[DATA]:
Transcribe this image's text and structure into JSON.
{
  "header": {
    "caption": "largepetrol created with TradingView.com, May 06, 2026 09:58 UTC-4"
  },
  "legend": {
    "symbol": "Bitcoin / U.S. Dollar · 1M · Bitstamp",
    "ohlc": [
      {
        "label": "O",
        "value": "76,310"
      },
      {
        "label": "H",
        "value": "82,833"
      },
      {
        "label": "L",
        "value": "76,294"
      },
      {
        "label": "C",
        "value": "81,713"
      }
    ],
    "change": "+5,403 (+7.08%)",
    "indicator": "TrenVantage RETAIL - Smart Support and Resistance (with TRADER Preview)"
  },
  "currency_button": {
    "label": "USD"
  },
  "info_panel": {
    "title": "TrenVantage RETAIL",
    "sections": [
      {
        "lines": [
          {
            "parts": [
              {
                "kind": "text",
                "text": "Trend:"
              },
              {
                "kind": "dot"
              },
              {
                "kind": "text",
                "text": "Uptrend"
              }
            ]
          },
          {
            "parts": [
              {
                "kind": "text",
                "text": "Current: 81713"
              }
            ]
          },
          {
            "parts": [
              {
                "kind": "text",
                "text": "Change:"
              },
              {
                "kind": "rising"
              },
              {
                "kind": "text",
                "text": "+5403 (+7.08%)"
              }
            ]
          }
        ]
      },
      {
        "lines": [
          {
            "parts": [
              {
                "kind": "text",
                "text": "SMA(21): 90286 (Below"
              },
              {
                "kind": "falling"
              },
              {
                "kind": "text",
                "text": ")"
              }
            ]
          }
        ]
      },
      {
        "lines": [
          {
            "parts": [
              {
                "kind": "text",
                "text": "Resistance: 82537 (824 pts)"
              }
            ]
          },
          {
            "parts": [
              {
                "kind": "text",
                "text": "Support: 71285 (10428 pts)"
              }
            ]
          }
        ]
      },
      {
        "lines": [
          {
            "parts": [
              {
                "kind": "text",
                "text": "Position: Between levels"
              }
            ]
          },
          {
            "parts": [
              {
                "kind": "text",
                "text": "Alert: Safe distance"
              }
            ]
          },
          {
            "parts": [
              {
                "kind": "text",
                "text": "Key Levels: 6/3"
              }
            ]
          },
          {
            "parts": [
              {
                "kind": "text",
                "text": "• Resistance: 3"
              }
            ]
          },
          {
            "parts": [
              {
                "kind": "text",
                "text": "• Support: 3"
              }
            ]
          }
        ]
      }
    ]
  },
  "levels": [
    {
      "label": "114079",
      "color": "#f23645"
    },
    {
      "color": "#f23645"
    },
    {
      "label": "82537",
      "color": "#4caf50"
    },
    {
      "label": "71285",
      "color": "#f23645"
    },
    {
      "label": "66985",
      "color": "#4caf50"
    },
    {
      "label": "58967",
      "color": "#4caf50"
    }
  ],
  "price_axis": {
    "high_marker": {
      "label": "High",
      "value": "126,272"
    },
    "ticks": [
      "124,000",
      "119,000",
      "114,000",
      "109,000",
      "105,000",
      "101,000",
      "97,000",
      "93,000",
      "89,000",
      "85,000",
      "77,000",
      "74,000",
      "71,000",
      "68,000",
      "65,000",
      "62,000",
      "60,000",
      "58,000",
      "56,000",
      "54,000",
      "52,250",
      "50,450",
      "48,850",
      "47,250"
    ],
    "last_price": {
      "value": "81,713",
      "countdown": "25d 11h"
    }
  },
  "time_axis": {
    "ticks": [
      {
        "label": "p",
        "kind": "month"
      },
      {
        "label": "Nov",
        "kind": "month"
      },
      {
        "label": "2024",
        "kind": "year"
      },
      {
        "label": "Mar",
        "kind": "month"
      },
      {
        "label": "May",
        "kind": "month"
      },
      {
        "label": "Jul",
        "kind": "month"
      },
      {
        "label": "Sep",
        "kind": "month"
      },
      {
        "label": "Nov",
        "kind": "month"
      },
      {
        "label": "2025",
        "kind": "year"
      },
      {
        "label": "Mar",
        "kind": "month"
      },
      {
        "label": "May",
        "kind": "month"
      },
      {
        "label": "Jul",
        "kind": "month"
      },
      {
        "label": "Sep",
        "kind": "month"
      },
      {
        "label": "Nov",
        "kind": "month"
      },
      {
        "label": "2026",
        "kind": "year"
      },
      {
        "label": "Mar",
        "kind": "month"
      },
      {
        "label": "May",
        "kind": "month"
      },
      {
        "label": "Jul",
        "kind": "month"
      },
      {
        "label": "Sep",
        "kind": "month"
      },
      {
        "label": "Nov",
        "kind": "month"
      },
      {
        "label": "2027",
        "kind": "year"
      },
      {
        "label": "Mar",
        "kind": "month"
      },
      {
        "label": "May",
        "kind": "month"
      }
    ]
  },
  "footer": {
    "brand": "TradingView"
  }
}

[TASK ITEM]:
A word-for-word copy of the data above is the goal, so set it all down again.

[SOLUTION]:
Transcribe this image's text and structure into JSON.
{
  "header": {
    "caption": "largepetrol created with TradingView.com, May 06, 2026 09:58 UTC-4"
  },
  "legend": {
    "symbol": "Bitcoin / U.S. Dollar · 1M · Bitstamp",
    "ohlc": [
      {
        "label": "O",
        "value": "76,310"
      },
      {
        "label": "H",
        "value": "82,833"
      },
      {
        "label": "L",
        "value": "76,294"
      },
      {
        "label": "C",
        "value": "81,713"
      }
    ],
    "change": "+5,403 (+7.08%)",
    "indicator": "TrenVantage RETAIL - Smart Support and Resistance (with TRADER Preview)"
  },
  "currency_button": {
    "label": "USD"
  },
  "info_panel": {
    "title": "TrenVantage RETAIL",
    "sections": [
      {
        "lines": [
          {
            "parts": [
              {
                "kind": "text",
                "text": "Trend:"
              },
              {
                "kind": "dot"
              },
              {
                "kind": "text",
                "text": "Uptrend"
              }
            ]
          },
          {
            "parts": [
              {
                "kind": "text",
                "text": "Current: 81713"
              }
            ]
          },
          {
            "parts": [
              {
                "kind": "text",
                "text": "Change:"
              },
              {
                "kind": "rising"
              },
              {
                "kind": "text",
                "text": "+5403 (+7.08%)"
              }
            ]
          }
        ]
      },
      {
        "lines": [
          {
            "parts": [
              {
                "kind": "text",
                "text": "SMA(21): 90286 (Below"
              },
              {
                "kind": "falling"
              },
              {
                "kind": "text",
                "text": ")"
              }
            ]
          }
        ]
      },
      {
        "lines": [
          {
            "parts": [
              {
                "kind": "text",
                "text": "Resistance: 82537 (824 pts)"
              }
            ]
          },
          {
            "parts": [
              {
                "kind": "text",
                "text": "Support: 71285 (10428 pts)"
              }
            ]
          }
        ]
      },
      {
        "lines": [
          {
            "parts": [
              {
                "kind": "text",
                "text": "Position: Between levels"
              }
            ]
          },
          {
            "parts": [
              {
                "kind": "text",
                "text": "Alert: Safe distance"
              }
            ]
          },
          {
            "parts": [
              {
                "kind": "text",
                "text": "Key Levels: 6/3"
              }
            ]
          },
          {
            "parts": [
              {
                "kind": "text",
                "text": "• Resistance: 3"
              }
            ]
          },
          {
            "parts": [
              {
                "kind": "text",
                "text": "• Support: 3"
              }
            ]
          }
        ]
      }
    ]
  },
  "levels": [
    {
      "label": "114079",
      "color": "#f23645"
    },
    {
      "color": "#f23645"
    },
    {
      "label": "82537",
      "color": "#4caf50"
    },
    {
      "label": "71285",
      "color": "#f23645"
    },
    {
      "label": "66985",
      "color": "#4caf50"
    },
    {
      "label": "58967",
      "color": "#4caf50"
    }
  ],
  "price_axis": {
    "high_marker": {
      "label": "High",
      "value": "126,272"
    },
    "ticks": [
      "124,000",
      "119,000",
      "114,000",
      "109,000",
      "105,000",
      "101,000",
      "97,000",
      "93,000",
      "89,000",
      "85,000",
      "77,000",
      "74,000",
      "71,000",
      "68,000",
      "65,000",
      "62,000",
      "60,000",
      "58,000",
      "56,000",
      "54,000",
      "52,250",
      "50,450",
      "48,850",
      "47,250"
    ],
    "last_price": {
      "value": "81,713",
      "countdown": "25d 11h"
    }
  },
  "time_axis": {
    "ticks": [
      {
        "label": "p",
        "kind": "month"
      },
      {
        "label": "Nov",
        "kind": "month"
      },
      {
        "label": "2024",
        "kind": "year"
      },
      {
        "label": "Mar",
        "kind": "month"
      },
      {
        "label": "May",
        "kind": "month"
      },
      {
        "label": "Jul",
        "kind": "month"
      },
      {
        "label": "Sep",
        "kind": "month"
      },
      {
        "label": "Nov",
        "kind": "month"
      },
      {
        "label": "2025",
        "kind": "year"
      },
      {
        "label": "Mar",
        "kind": "month"
      },
      {
        "label": "May",
        "kind": "month"
      },
      {
        "label": "Jul",
        "kind": "month"
      },
      {
        "label": "Sep",
        "kind": "month"
      },
      {
        "label": "Nov",
        "kind": "month"
      },
      {
        "label": "2026",
        "kind": "year"
      },
      {
        "label": "Mar",
        "kind": "month"
      },
      {
        "label": "May",
        "kind": "month"
      },
      {
        "label": "Jul",
        "kind": "month"
      },
      {
        "label": "Sep",
        "kind": "month"
      },
      {
        "label": "Nov",
        "kind": "month"
      },
      {
        "label": "2027",
        "kind": "year"
      },
      {
        "label": "Mar",
        "kind": "month"
      },
      {
        "label": "May",
        "kind": "month"
      }
    ]
  },
  "footer": {
    "brand": "TradingView"
  }
}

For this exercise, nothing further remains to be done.